NSW Attorney General Mark Speakman must carefully consider the negative consequences of any possible ‘Religious Freedom’ Bill, including for women, LGBTIQ people, and people of minority faiths, following today’s disappointing Joint Select Committee Report on the Anti-Discrimination Amendment (Religious Freedoms and Equality) Bill.
Despite the concerns of a diverse range of stakeholders across civil society, the Joint Select Committee has recommended that the Government introduce its own legislation building on the Bill originally introduced by One Nation’s Mark Latham MLC.
‘The Joint Standing Committee’s report outlines the serious concerns from a diverse range of stakeholders across civil society about how this would undermine their rights. But these are simply side-stepped, leaving a minefield for the Attorney General,’ PIAC CEO Jonathon Hunyor said.
‘If the NSW Government develops legislation building on One Nation’s fundamentally flawed Bill, women, LGBTIQ people, people of minority faiths and others, may face increased discrimination as they go about their daily lives.’
‘The lack of protection for religious belief is a genuine gap in NSW anti-discrimination law, but this Bill is not the answer and the Committee’s report leaves us no closer to finding one,’ said Mr Hunyor.
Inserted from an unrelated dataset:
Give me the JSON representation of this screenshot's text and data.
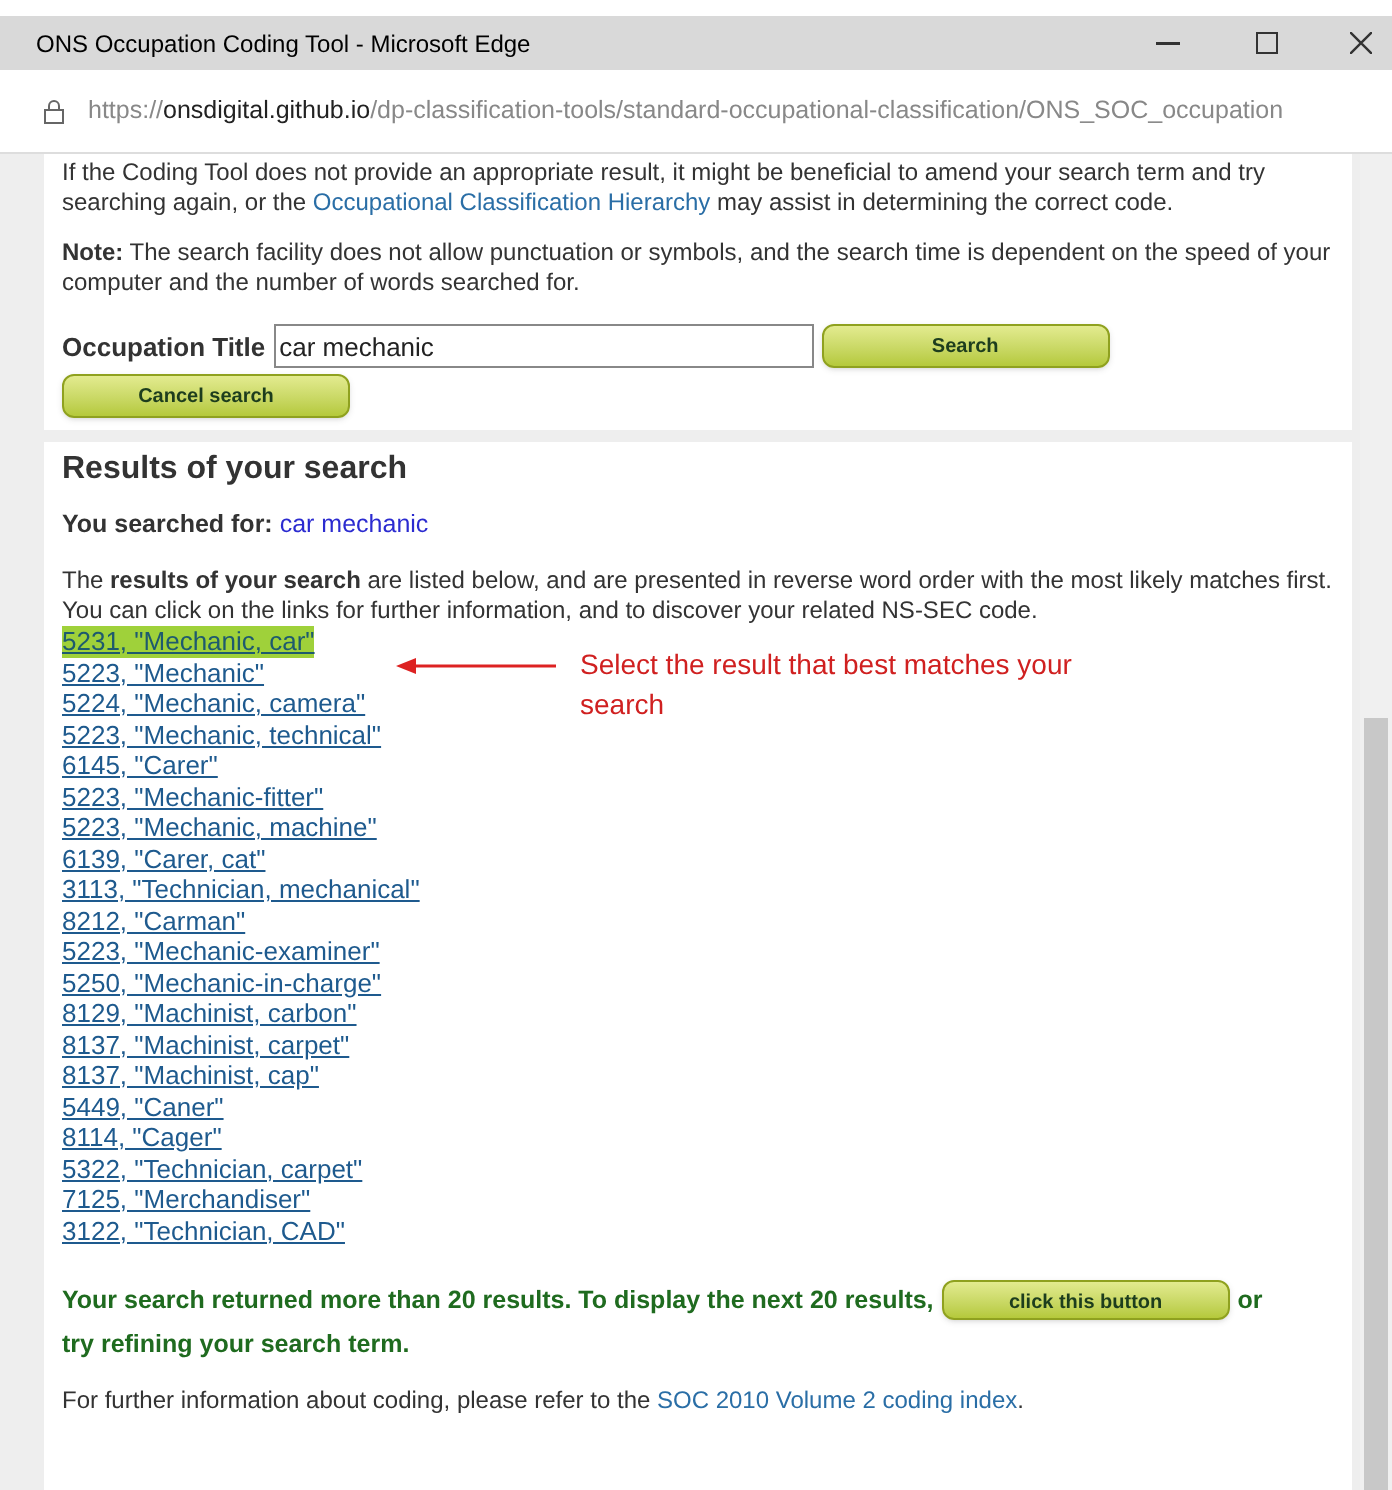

PIAC was one of many civil society organisations to raise serious problems with the Anti-Discrimination Amendment (Religious Freedoms and Equality) Bill through the inquiry process.
This includes women’s organisations (Women’s Electoral Lobby, Women’s Health NSW, Women’s Safety NSW and the Women’s Legal Service), LGBTIQ groups (ACON, the NSW Gay & Lesbian Rights Lobby, NSW Gender Centre and Equality Australia), legal bodies (Australian Discrimination Law Experts Group, Community Legal Centres NSW, the Law Society of NSW and Bar Association of NSW) and some faith voices (such as the Uniting Network NSW and ACT).
Even Anti-Discrimination NSW (ADNSW), who would be tasked with implementing any such reform, has raised significant concerns, submitting that ‘the Bill could be used as a ‘sword’ against others, rather than as a ‘shield’ protecting religious people from discrimination.’
‘We call on Attorney General Speakman to consult widely and, listen carefully to the voices of people and communities who stand to lose under any so-called ‘Religious Freedom’ Bill.’